An authorized concessionaire of the National Park Service in Dinosaur National Monument, Adrift Adventures takes rafters of all skill levels into fast-paced waters on multinight excursions in the wilderness. Guides lead one- to five-day trips into the tranquil and roaring waterways of the Yampa, Green, and other rivers, floating in the shadow of canyons sculpted by erosion over millions of years. As rafts round each aquatic bend and rocky façade, guides point out sights such as Native American rock art and local wildlife. When appropriate, the expert crew can safely guide rafters through Class III and higher rapids, adding adrenaline to otherwise scenic and educational voyages. During intervals on the area's scenic shorelines, guides also lead short hikes and help adventurers camp along the roadless wilderness.
The Deuce duathlon ignites participants' competitive spirit throughout a 16-mile track carved into rugged terrains. Competitors race to the finish line on foot and on mountain bike, testing their endurance as they strive to outrun the competition and overly enthusiastic water boys. Between two 5K runs, participants bestride mountain bikes to conquer the challenging 10-mile course. This leg of the race pushes participants to their limits as they reach a maximum elevation of 5,347 feet, peddling through narrow single tracks, sharp corners, and grueling climbs.
After competitors sprint across the finish line, staffers dole out awards for men and women in a variety of categories. Instead of dividing racers up by age—the only age categories are "under 18" and "18 and older"—The Deuce tests all relay teams and single racers equally on their speed and agility.

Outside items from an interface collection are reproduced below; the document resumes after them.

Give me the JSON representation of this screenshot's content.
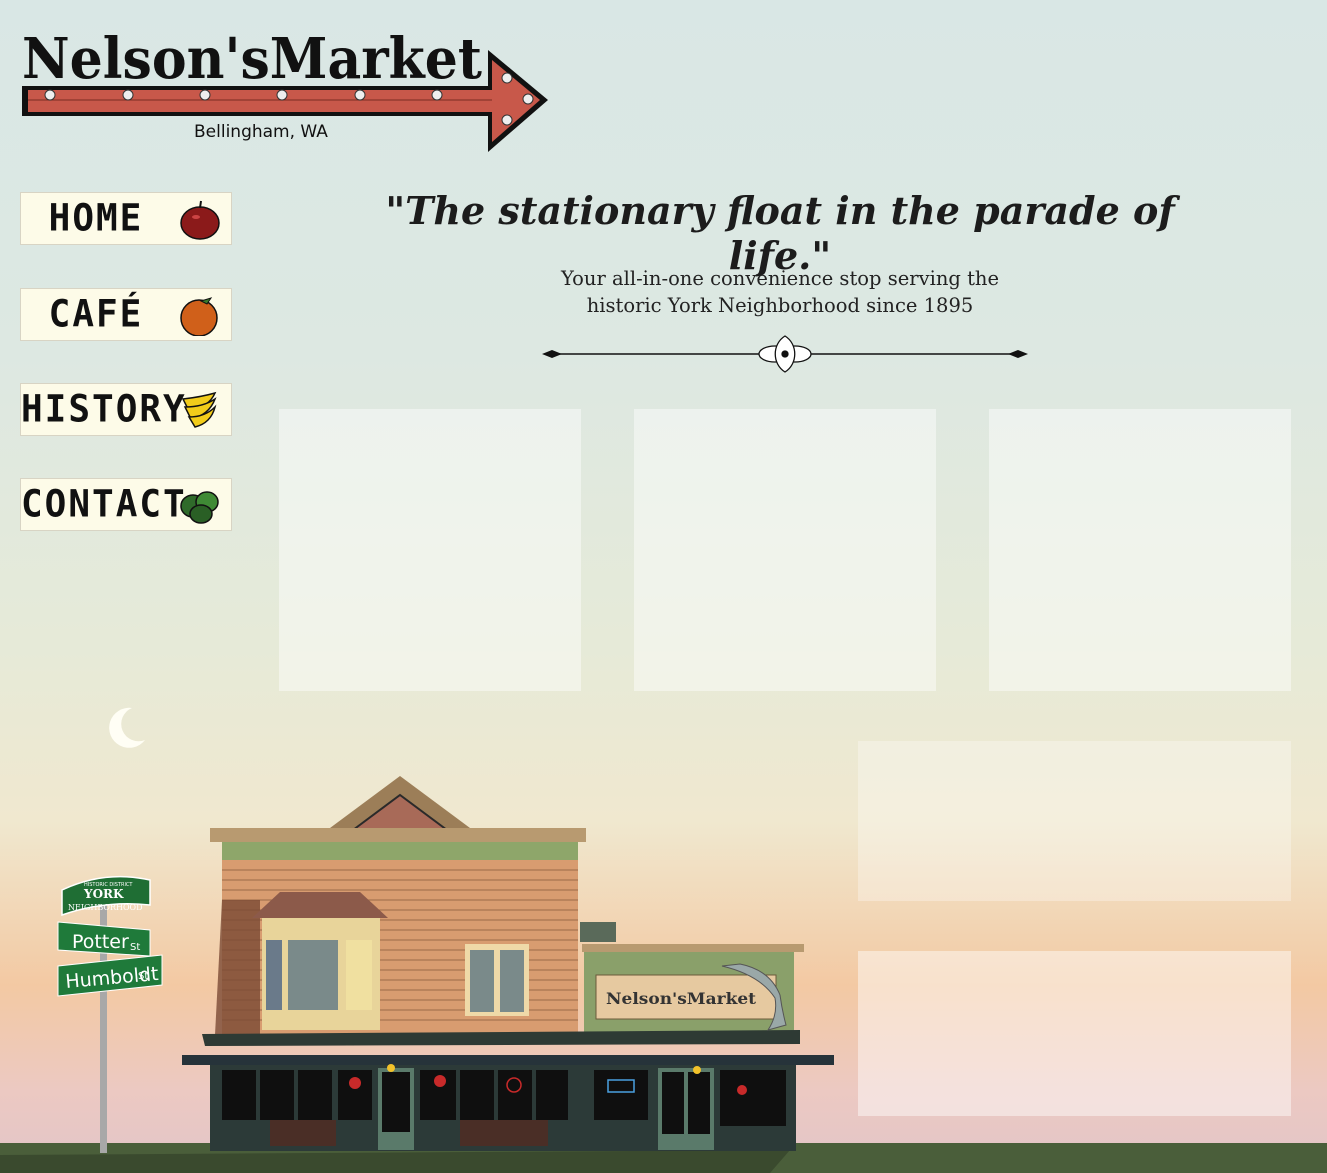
{
  "brand": {
    "name": "Nelson'sMarket",
    "location": "Bellingham, WA"
  },
  "nav": [
    {
      "label": "HOME",
      "icon": "apple-icon"
    },
    {
      "label": "CAFÉ",
      "icon": "orange-icon"
    },
    {
      "label": "HISTORY",
      "icon": "banana-icon"
    },
    {
      "label": "CONTACT",
      "icon": "limes-icon"
    }
  ],
  "hero": {
    "tagline": "\"The stationary float in the parade of life.\"",
    "subtitle_line1": "Your all-in-one convenience stop serving the",
    "subtitle_line2": "historic York Neighborhood since 1895"
  },
  "street_sign": {
    "district": "HISTORIC DISTRICT",
    "neighborhood_top": "YORK",
    "neighborhood_bottom": "NEIGHBORHOOD",
    "street1": "Potter",
    "street1_suffix": "St",
    "street2": "Humboldt",
    "street2_suffix": "St"
  },
  "colors": {
    "sign_red": "#c8584a",
    "sign_green": "#1f7a3a",
    "nav_bg": "#fdfbe8"
  }
}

As a young boy rafting with his grandparents, Dinosaur River Expeditions owner Tyler Callantine experienced his first whitewater rapids on the Green River and Yampa River—the same routes that his grandfather explored in the 1940s. Years later, he and his wife Jennifer extend the tradition to new generations, exposing novice rafters and seasoned adventurers alike to the clean, churning waters, red stone cliffs, and verdant pine trees of the Utah wilderness. Like Tyler, many of the staff members honed their expertise on the two waterways, granting them the unique know-how to expound on local lore and decipher the 700-year-old rock carvings’ “Do Not Touch” signs during hikes to Dinosaur National Monument.